Biglaw Partner Could Get Supreme Spanking For Bizarre Filing
On Monday, the U.S. Supreme Court denied certiorari in the case of Sigram Schindler Beteiligungsgesellschaft MBH v. Lee (aka “thank God for copy/paste”). No big deal; SCOTUS denies the vast majority of cases that people want it to hear.
But the Court simultaneously issued a very unusual order in connection with the case (via Josh Blackman):
Howard Neil Shipley, of Washington, D.C., is ordered to show cause, within 40 days, why he should not be sanctioned for his conduct as a member of the Bar of this Court in connection with the petition for a writ of certiorari in No. 14-424, Sigram Schindler Beteiligungsgesellschaft MBH v. Lee.

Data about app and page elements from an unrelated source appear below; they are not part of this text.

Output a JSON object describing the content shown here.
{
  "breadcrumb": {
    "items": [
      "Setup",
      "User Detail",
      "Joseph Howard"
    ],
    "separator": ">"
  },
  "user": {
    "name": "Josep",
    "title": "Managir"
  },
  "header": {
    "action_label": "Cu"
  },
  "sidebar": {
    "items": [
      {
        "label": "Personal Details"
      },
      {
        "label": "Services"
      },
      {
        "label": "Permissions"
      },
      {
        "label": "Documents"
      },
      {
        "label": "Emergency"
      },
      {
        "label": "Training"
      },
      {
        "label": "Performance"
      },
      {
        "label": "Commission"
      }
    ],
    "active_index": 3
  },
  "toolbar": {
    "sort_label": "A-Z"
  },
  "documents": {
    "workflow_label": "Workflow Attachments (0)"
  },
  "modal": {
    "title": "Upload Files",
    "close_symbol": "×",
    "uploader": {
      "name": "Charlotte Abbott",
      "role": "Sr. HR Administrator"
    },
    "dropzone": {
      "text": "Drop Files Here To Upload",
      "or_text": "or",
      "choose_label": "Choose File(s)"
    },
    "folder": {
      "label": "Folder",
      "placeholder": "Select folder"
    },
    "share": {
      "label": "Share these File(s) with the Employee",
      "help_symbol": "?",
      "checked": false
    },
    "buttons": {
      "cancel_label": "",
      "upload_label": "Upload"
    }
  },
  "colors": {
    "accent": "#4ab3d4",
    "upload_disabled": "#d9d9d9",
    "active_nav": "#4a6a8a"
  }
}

The petition, posted online Monday night by blogger Josh Blackman, is unorthodox in style, replete with technical jargon, acronyms and unusual typography. For example, the “question presented,” the first opportunity for a petitioner to get the court’s attention, reads this way:
Does the US Constitution, in legal decisions based on 35 USC §§ 101/102/103/112, • require instantly avoiding the inevitable legal errors in construing incomplete and vague classical claim constructions – especially for “emerging technology claim(ed invention)s, ET CIs”—by construing for them the complete/concise refined claim constructions of the Supreme Court’s KSR/Bilski/Mayo/Myriad/Biosig/Alice line of unanimous precedents framework, or does the US Constitution for such decisions • entitle any public institution to refrain, for ET CIs, for a time it feels feasible, from proceeding as these Supreme Court precedents require—or meeting its requirements just by some lip-service—and in the meantime to construe incomplete classical claim constructions, notwithstanding their implied legal errors?
Four Texas cities on Forbes best places to retire list -
I agree wholeheartedly on Austin and Fredericksburg. But San Angelo and Abilene, as Bob Dylan said, is this some kind of joke?
Kentucky - 5 million people, 15 last names.
I'm not racist - I hate Obama's white half too.